Our town gets down to business
I hadn't been to a town meeting since I left my New England hometown for the big city years ago. But last March, while attending town meeting in my newly adopted Maine village of 3,500, I was vividly reminded that if anyone wants to see a microcosm of democracy in action, a town meeting is the place to do it. There's plenty of time for discussion after motions have been seconded. One vote for each registered voter present. The majority rules. Not only that, but the governing body of the town - the three selectmen, along with the moderator, town administrator, and town clerk - all sit accountable before the voters gathered at the fire station.
The outgoing selectman remained there until noon, replaced after lunch by the new member elected the day before. After the moderator had called the meeting to order by thumping the table with his gavel, all in attendance stood and pledged allegiance to the flag. (That's how every public event in my town begins, with the pledge to the flag. I like it.) Then we sat down again on our folding chairs, rows of them set up in the space usually occupied by the big red fire engines that were now parked in the broad driveway, noses pointed toward Main Street.
I opened my 104-page booklet listing the items to be voted on - all 65 of them. The good news was that precisely at noon the meeting would adjourn so we could all hike over to the New Church for luncheon provided by the ladies of the church. Town meeting would come to order again at 1.
During the morning session, Violet Thurston stood and posed a question, "What's the rule for when the town plows go out? Is it one inch of snow, is it two inches, or is it three inches?

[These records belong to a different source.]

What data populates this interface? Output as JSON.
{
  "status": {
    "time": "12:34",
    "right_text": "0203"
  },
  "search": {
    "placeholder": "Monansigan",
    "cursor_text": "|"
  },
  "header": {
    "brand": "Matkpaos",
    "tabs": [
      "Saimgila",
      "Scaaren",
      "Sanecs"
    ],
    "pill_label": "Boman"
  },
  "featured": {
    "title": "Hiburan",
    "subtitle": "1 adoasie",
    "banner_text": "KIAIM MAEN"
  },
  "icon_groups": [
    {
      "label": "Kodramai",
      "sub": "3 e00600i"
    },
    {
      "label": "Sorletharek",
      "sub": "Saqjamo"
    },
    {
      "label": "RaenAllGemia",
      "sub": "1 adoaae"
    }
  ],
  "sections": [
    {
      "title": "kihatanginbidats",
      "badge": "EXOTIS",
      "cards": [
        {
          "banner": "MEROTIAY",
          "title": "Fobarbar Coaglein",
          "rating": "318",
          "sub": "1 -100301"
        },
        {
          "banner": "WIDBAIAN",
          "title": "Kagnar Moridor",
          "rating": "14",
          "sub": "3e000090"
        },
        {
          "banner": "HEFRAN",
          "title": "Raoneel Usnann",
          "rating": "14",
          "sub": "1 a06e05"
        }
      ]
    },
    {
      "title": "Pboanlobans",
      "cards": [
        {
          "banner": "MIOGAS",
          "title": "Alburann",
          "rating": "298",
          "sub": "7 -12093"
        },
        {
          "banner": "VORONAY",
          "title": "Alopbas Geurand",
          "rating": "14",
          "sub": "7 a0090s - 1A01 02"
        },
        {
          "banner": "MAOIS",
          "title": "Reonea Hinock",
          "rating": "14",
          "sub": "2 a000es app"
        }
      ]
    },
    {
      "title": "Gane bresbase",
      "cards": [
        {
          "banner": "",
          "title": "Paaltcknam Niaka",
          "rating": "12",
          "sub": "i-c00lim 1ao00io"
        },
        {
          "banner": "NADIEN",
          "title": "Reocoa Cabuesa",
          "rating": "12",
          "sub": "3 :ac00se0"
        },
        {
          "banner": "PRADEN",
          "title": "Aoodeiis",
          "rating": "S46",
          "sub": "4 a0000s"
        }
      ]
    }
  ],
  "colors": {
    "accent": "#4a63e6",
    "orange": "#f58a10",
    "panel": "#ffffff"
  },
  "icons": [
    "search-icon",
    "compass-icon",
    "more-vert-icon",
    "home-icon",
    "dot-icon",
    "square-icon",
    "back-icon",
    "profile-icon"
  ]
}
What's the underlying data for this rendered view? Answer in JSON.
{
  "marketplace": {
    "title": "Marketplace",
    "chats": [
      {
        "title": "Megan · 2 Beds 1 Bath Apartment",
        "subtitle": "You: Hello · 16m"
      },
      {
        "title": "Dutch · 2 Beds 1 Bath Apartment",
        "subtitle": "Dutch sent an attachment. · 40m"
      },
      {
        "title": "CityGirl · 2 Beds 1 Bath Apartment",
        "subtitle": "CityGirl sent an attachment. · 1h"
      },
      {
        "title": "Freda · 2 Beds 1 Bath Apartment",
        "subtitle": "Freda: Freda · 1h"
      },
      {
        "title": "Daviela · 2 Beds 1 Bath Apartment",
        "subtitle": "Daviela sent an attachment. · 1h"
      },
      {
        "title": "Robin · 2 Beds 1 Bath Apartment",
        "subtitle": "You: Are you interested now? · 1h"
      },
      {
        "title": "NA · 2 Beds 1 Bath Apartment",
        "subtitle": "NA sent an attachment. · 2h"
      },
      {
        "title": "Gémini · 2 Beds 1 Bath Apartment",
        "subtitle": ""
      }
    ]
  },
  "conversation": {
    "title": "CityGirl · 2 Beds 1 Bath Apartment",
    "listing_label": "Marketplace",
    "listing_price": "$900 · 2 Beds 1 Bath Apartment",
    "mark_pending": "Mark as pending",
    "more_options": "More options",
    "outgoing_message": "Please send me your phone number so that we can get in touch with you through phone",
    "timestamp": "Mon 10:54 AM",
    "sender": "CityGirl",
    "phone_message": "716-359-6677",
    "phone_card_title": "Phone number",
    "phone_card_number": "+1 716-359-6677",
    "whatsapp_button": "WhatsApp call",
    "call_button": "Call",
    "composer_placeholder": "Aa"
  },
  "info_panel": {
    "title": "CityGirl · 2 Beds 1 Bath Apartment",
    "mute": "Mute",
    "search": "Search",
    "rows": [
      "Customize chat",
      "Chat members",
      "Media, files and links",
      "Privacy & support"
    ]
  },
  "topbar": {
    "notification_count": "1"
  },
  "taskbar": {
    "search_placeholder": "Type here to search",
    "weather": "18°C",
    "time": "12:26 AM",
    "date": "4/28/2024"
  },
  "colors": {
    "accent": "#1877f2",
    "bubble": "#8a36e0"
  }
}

Bucky got stuck trying to turn into my driveway, so I want to know, what's the rule?"
The moderator paused before calling on the road commissioner, who stood up in his black-and-red-checked L.L. Bean jacket and drawled, "Well, the general rule of thumb we use is two inches in town and six inches in front of Violet Thurston's house." The voters roared, as Violet sat down indignantly on the hard surface of her folding chair.
LUNCH at the New Church was everything I'd hoped it would be: a variety of salads - molded, tossed, three-bean, and coleslaw - lasagna, chicken pie, broccoli-rice-and-chicken casserole, hot-dog casserole, baked beans, rolls, brown bread, and pies. It was also an opportunity to congratulate the newly elected selectman, and most important, for camaraderie. I sat across from the man who plows the sidewalks when it snows, which it had been doing pretty regularly since early November. "Only been able to use the blower twice," he commented wryly. "The other 10 times, I've had to plow.
"You sure do a great job," I said, "and I, for one, appreciate it." He looked down at his plate and stuffed more casserole into his mouth to cover his embarrassment.
After lunch, we trotted back to the fire station for the afternoon session. Many of the items we voted on were budgetary. Members of the budget committee, 17 in all, were present to provide a rationale for their recommendations. The number of affirmative and negative votes given each item by the budget committee and the selectmen were listed after the items on the agenda in the booklet we each had. A selectman or budget committee member was free to rise and justify his or her dissenting vote. Three-percent salary increases were provided for all town employees. The selectmen didn't fall into this category, and their token $2,100 stood.
When it came time to vote on giving $300 to the Greater Portland Red Cross, I could remain seated no longer. I raised my hand and was recognized by the chair. "What did we give last year?" I asked.
"The same amount," was the reply.
"In view of the ice storm, I think it would be a good idea to raise it," I said.
There was a long silence, during which the moderator looked straight at me. "I can't do it," he said solemnly. "It needs an amended motion to be raised." I rallied and made a motion to raise it to $500.
"Do I hear $600?" the moderator rejoined, quickly adding, "just joking."
My amended motion was seconded and passed unanimously. Could I have gone for $600? Maybe, but this being my first town meeting, I didn't want to be tagged as the big spender in town.
*About the accompanying poem: In 1921, Carleton Mills, our local versifier, began to record in verse the events of each town meeting. In 1994, his complete collection of 41 town-meeting poems was published by the local historical society. Here, at right, we reprint excerpts from Mr. Mills's 1957 poem.